WHAT THE TASK REQUIRES:
Output all the data below verbatim.

DATA EXTRACT:
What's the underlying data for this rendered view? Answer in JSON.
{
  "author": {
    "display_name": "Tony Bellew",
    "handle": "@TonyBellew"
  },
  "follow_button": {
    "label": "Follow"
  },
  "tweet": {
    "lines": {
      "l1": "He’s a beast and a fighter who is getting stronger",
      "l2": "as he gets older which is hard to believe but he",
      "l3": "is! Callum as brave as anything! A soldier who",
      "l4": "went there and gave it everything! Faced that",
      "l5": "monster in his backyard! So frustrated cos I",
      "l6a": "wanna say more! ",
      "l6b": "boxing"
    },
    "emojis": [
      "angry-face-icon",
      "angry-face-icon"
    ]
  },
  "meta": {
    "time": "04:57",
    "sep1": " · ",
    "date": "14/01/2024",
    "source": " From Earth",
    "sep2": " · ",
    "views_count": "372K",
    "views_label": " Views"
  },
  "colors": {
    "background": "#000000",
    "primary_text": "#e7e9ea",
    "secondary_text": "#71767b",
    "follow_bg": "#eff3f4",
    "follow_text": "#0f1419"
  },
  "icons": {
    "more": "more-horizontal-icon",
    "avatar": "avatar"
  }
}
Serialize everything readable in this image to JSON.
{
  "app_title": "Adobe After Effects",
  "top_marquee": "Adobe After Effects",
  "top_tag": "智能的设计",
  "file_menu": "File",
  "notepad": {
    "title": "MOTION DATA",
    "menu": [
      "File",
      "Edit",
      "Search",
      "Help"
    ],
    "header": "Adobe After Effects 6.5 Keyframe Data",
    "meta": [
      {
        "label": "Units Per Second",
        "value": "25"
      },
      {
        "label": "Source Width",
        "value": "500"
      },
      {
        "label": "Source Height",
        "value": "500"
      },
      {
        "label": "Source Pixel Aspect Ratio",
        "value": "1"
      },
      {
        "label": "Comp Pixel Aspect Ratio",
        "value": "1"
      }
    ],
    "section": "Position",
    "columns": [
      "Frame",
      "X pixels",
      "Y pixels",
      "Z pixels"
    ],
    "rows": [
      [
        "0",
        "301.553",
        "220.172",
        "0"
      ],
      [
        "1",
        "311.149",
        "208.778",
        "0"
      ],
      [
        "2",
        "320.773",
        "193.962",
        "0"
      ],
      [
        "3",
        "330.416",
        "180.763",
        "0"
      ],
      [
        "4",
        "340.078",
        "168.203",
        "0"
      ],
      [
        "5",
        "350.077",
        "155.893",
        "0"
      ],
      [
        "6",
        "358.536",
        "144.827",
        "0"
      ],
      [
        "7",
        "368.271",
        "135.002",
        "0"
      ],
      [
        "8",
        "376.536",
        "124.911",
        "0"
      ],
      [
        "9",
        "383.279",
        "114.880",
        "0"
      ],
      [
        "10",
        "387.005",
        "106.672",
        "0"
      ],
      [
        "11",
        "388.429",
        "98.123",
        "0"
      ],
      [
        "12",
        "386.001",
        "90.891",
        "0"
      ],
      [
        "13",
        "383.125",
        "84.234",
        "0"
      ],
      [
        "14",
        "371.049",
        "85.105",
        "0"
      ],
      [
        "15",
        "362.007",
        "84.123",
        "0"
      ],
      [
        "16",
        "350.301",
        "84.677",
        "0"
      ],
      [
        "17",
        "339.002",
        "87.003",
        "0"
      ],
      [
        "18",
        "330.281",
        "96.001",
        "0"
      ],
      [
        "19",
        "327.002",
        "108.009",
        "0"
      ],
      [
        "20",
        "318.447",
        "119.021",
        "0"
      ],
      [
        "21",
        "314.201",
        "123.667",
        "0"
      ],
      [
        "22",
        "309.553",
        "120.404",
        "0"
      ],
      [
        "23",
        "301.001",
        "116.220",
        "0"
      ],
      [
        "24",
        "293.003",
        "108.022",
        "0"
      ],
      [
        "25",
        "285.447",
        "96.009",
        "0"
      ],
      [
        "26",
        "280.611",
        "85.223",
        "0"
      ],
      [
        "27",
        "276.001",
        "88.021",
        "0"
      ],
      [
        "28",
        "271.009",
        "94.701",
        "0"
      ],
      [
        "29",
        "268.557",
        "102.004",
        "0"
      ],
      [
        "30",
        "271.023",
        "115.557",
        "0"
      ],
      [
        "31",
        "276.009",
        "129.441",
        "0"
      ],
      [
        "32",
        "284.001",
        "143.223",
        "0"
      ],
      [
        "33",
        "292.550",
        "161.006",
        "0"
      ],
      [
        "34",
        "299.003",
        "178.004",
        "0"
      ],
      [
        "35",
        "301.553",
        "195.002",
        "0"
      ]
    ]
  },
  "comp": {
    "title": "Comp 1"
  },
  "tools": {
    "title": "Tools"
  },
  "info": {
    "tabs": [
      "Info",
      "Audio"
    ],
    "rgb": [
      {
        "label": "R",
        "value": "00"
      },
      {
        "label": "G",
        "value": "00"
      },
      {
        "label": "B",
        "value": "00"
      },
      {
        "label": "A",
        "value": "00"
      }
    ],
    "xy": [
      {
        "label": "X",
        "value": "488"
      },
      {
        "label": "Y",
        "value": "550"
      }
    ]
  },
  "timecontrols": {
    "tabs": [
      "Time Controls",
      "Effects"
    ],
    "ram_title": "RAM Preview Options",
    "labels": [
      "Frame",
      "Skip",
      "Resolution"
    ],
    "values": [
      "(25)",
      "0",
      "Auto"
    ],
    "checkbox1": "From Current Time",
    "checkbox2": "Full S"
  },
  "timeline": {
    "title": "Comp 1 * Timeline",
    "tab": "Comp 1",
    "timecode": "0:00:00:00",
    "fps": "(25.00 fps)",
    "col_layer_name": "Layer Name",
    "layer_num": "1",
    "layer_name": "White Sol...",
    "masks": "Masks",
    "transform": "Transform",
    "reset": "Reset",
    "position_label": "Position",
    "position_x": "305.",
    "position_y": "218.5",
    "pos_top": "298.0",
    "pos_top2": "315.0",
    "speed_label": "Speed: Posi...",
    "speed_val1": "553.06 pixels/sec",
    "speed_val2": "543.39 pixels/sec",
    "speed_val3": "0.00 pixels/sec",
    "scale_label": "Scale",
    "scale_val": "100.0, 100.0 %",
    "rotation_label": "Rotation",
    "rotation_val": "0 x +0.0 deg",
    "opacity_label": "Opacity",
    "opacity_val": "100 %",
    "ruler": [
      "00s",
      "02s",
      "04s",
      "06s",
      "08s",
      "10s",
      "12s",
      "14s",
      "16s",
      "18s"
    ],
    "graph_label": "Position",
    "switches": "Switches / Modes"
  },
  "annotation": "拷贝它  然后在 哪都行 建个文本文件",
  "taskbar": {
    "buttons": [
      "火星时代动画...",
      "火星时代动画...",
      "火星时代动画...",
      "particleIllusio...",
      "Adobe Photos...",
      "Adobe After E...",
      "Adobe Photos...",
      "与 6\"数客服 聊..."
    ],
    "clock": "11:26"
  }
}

RESPONSE FOR THIS EXERCISE:
What's the underlying data for this rendered view? Answer in JSON.
{
  "author": {
    "display_name": "Tony Bellew",
    "handle": "@TonyBellew"
  },
  "follow_button": {
    "label": "Follow"
  },
  "tweet": {
    "lines": {
      "l1": "He’s a beast and a fighter who is getting stronger",
      "l2": "as he gets older which is hard to believe but he",
      "l3": "is! Callum as brave as anything! A soldier who",
      "l4": "went there and gave it everything! Faced that",
      "l5": "monster in his backyard! So frustrated cos I",
      "l6a": "wanna say more! ",
      "l6b": "boxing"
    },
    "emojis": [
      "angry-face-icon",
      "angry-face-icon"
    ]
  },
  "meta": {
    "time": "04:57",
    "sep1": " · ",
    "date": "14/01/2024",
    "source": " From Earth",
    "sep2": " · ",
    "views_count": "372K",
    "views_label": " Views"
  },
  "colors": {
    "background": "#000000",
    "primary_text": "#e7e9ea",
    "secondary_text": "#71767b",
    "follow_bg": "#eff3f4",
    "follow_text": "#0f1419"
  },
  "icons": {
    "more": "more-horizontal-icon",
    "avatar": "avatar"
  }
}
Serialize everything readable in this image to JSON.
{
  "app_title": "Adobe After Effects",
  "top_marquee": "Adobe After Effects",
  "top_tag": "智能的设计",
  "file_menu": "File",
  "notepad": {
    "title": "MOTION DATA",
    "menu": [
      "File",
      "Edit",
      "Search",
      "Help"
    ],
    "header": "Adobe After Effects 6.5 Keyframe Data",
    "meta": [
      {
        "label": "Units Per Second",
        "value": "25"
      },
      {
        "label": "Source Width",
        "value": "500"
      },
      {
        "label": "Source Height",
        "value": "500"
      },
      {
        "label": "Source Pixel Aspect Ratio",
        "value": "1"
      },
      {
        "label": "Comp Pixel Aspect Ratio",
        "value": "1"
      }
    ],
    "section": "Position",
    "columns": [
      "Frame",
      "X pixels",
      "Y pixels",
      "Z pixels"
    ],
    "rows": [
      [
        "0",
        "301.553",
        "220.172",
        "0"
      ],
      [
        "1",
        "311.149",
        "208.778",
        "0"
      ],
      [
        "2",
        "320.773",
        "193.962",
        "0"
      ],
      [
        "3",
        "330.416",
        "180.763",
        "0"
      ],
      [
        "4",
        "340.078",
        "168.203",
        "0"
      ],
      [
        "5",
        "350.077",
        "155.893",
        "0"
      ],
      [
        "6",
        "358.536",
        "144.827",
        "0"
      ],
      [
        "7",
        "368.271",
        "135.002",
        "0"
      ],
      [
        "8",
        "376.536",
        "124.911",
        "0"
      ],
      [
        "9",
        "383.279",
        "114.880",
        "0"
      ],
      [
        "10",
        "387.005",
        "106.672",
        "0"
      ],
      [
        "11",
        "388.429",
        "98.123",
        "0"
      ],
      [
        "12",
        "386.001",
        "90.891",
        "0"
      ],
      [
        "13",
        "383.125",
        "84.234",
        "0"
      ],
      [
        "14",
        "371.049",
        "85.105",
        "0"
      ],
      [
        "15",
        "362.007",
        "84.123",
        "0"
      ],
      [
        "16",
        "350.301",
        "84.677",
        "0"
      ],
      [
        "17",
        "339.002",
        "87.003",
        "0"
      ],
      [
        "18",
        "330.281",
        "96.001",
        "0"
      ],
      [
        "19",
        "327.002",
        "108.009",
        "0"
      ],
      [
        "20",
        "318.447",
        "119.021",
        "0"
      ],
      [
        "21",
        "314.201",
        "123.667",
        "0"
      ],
      [
        "22",
        "309.553",
        "120.404",
        "0"
      ],
      [
        "23",
        "301.001",
        "116.220",
        "0"
      ],
      [
        "24",
        "293.003",
        "108.022",
        "0"
      ],
      [
        "25",
        "285.447",
        "96.009",
        "0"
      ],
      [
        "26",
        "280.611",
        "85.223",
        "0"
      ],
      [
        "27",
        "276.001",
        "88.021",
        "0"
      ],
      [
        "28",
        "271.009",
        "94.701",
        "0"
      ],
      [
        "29",
        "268.557",
        "102.004",
        "0"
      ],
      [
        "30",
        "271.023",
        "115.557",
        "0"
      ],
      [
        "31",
        "276.009",
        "129.441",
        "0"
      ],
      [
        "32",
        "284.001",
        "143.223",
        "0"
      ],
      [
        "33",
        "292.550",
        "161.006",
        "0"
      ],
      [
        "34",
        "299.003",
        "178.004",
        "0"
      ],
      [
        "35",
        "301.553",
        "195.002",
        "0"
      ]
    ]
  },
  "comp": {
    "title": "Comp 1"
  },
  "tools": {
    "title": "Tools"
  },
  "info": {
    "tabs": [
      "Info",
      "Audio"
    ],
    "rgb": [
      {
        "label": "R",
        "value": "00"
      },
      {
        "label": "G",
        "value": "00"
      },
      {
        "label": "B",
        "value": "00"
      },
      {
        "label": "A",
        "value": "00"
      }
    ],
    "xy": [
      {
        "label": "X",
        "value": "488"
      },
      {
        "label": "Y",
        "value": "550"
      }
    ]
  },
  "timecontrols": {
    "tabs": [
      "Time Controls",
      "Effects"
    ],
    "ram_title": "RAM Preview Options",
    "labels": [
      "Frame",
      "Skip",
      "Resolution"
    ],
    "values": [
      "(25)",
      "0",
      "Auto"
    ],
    "checkbox1": "From Current Time",
    "checkbox2": "Full S"
  },
  "timeline": {
    "title": "Comp 1 * Timeline",
    "tab": "Comp 1",
    "timecode": "0:00:00:00",
    "fps": "(25.00 fps)",
    "col_layer_name": "Layer Name",
    "layer_num": "1",
    "layer_name": "White Sol...",
    "masks": "Masks",
    "transform": "Transform",
    "reset": "Reset",
    "position_label": "Position",
    "position_x": "305.",
    "position_y": "218.5",
    "pos_top": "298.0",
    "pos_top2": "315.0",
    "speed_label": "Speed: Posi...",
    "speed_val1": "553.06 pixels/sec",
    "speed_val2": "543.39 pixels/sec",
    "speed_val3": "0.00 pixels/sec",
    "scale_label": "Scale",
    "scale_val": "100.0, 100.0 %",
    "rotation_label": "Rotation",
    "rotation_val": "0 x +0.0 deg",
    "opacity_label": "Opacity",
    "opacity_val": "100 %",
    "ruler": [
      "00s",
      "02s",
      "04s",
      "06s",
      "08s",
      "10s",
      "12s",
      "14s",
      "16s",
      "18s"
    ],
    "graph_label": "Position",
    "switches": "Switches / Modes"
  },
  "annotation": "拷贝它  然后在 哪都行 建个文本文件",
  "taskbar": {
    "buttons": [
      "火星时代动画...",
      "火星时代动画...",
      "火星时代动画...",
      "particleIllusio...",
      "Adobe Photos...",
      "Adobe After E...",
      "Adobe Photos...",
      "与 6\"数客服 聊..."
    ],
    "clock": "11:26"
  }
}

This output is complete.